In a recent episode of PBS’s YouTube series Idea Channel, Mike Rugnetta analyzes country music and its transformation over the decades. From its origins in the blues, European folk, and Appalachian music styles, the past century or so has seen it transition from primarily being about the struggles of loners and outcasts in the working underclasses of society to the third-most popular genre in America. Now, country is one of the most pop-influenced genres there is, being based in America’s “music city” of Nashville, where myriad record companies have stood behind innumerable artists. For the sake of popularity and profitability, modern country music has distanced itself from its downcast “hillbilly” elements, ditching the dirges of banjos and mandolins for acoustic guitars and upbeat chords. Likewise, the subject matter of songs tends to be more about life’s pleasures and American pride – see tracks like “Drunk on a Plane,” “Summertime,” “Chicken Fried,” “American Child,” and countless others.
The trend of capitalizing on what was once the music of the marginalized expressing their frustrations is nothing new. The same thing happened to alternative rock. The genre’s name, after all, conveyed its intentions: to be a countercultural alternative to mainstream music. But today, few bands with such intentions can rival supposedly “alternative” groups like U2, The Foo Fighters, Muse, and Coldplay. Maybe there was something in the punk vibe of rebellion and loner mentality that carried a mass appeal for Americans. But even in purposely trying to move away from the mainstream, outcast music keeps becoming popular again. It sells radio time, concert tickets, and merchandise.
So what’s a music-lover to do if they want to get away from all this?

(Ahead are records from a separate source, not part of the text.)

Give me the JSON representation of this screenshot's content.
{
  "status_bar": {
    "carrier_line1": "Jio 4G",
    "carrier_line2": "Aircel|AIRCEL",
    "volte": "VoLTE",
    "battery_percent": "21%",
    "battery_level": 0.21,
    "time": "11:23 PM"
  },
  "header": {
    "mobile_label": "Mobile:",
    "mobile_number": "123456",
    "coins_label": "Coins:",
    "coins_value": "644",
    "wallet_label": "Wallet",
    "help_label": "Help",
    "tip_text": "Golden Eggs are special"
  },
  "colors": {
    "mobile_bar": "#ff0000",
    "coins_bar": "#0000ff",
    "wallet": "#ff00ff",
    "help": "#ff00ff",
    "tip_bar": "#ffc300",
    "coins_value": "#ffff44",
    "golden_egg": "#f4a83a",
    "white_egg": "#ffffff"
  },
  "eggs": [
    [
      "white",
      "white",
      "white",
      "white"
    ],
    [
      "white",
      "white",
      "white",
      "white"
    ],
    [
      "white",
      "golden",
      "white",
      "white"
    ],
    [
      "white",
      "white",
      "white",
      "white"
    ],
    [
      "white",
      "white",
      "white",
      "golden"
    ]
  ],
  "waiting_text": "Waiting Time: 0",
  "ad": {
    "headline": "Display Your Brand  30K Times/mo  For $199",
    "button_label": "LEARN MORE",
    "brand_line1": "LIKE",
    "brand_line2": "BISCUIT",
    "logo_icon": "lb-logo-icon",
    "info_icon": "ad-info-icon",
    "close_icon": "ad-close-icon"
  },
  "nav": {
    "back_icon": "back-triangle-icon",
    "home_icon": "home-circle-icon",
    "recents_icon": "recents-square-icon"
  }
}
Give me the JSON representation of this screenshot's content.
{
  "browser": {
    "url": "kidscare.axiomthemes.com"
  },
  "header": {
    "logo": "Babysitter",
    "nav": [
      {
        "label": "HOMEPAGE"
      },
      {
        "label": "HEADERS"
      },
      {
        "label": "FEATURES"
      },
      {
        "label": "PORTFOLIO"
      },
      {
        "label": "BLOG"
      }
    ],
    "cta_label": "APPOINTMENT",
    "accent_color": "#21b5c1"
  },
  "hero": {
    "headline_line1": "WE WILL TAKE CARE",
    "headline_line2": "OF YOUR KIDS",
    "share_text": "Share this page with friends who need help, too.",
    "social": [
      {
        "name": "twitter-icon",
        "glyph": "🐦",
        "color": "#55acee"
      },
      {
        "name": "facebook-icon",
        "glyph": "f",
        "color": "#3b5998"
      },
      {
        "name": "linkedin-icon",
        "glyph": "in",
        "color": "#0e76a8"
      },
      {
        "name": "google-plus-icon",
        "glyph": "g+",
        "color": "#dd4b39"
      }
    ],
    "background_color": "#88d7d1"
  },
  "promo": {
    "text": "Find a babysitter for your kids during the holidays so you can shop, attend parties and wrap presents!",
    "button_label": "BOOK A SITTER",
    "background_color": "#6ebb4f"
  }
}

Indie music might not seem like a promising alternative in a social media age where anyone can be a blogger and everyone wants to be on top of the next obscure artist. The solution might not be in the hands of any one group of artists or even with a single genre, but with a certain kind of artist. When so many artists today can’t be defined by single genre, it may not be the style of music or lyrical content that is necessary to attract audiences. Just as cinema audiences are longing for independent films that aren’t simply recycled franchises and reboots, music audiences want more authentic and original artists. Especially with millions of artists (past and present) vying for our attention, so many five-star musicians can be ignored simply because they lack major record deals. But at the same time, online music platforms offer an unprecedented opportunity to access unlimited songs. Instead of trying to avoid mainstream music altogether or stay within the boundaries of preferred genres, we as listeners have the choice and the chance to dig through the unexplored ocean of music that’s right at our fingertips. Now more than ever, we can seek out music that’s authentic and reflects true craftsmanship. Rather than letting companies dictate what music is heard and loved by the public, we have the ability to craft our own music profiles from any number of stylistic backgrounds.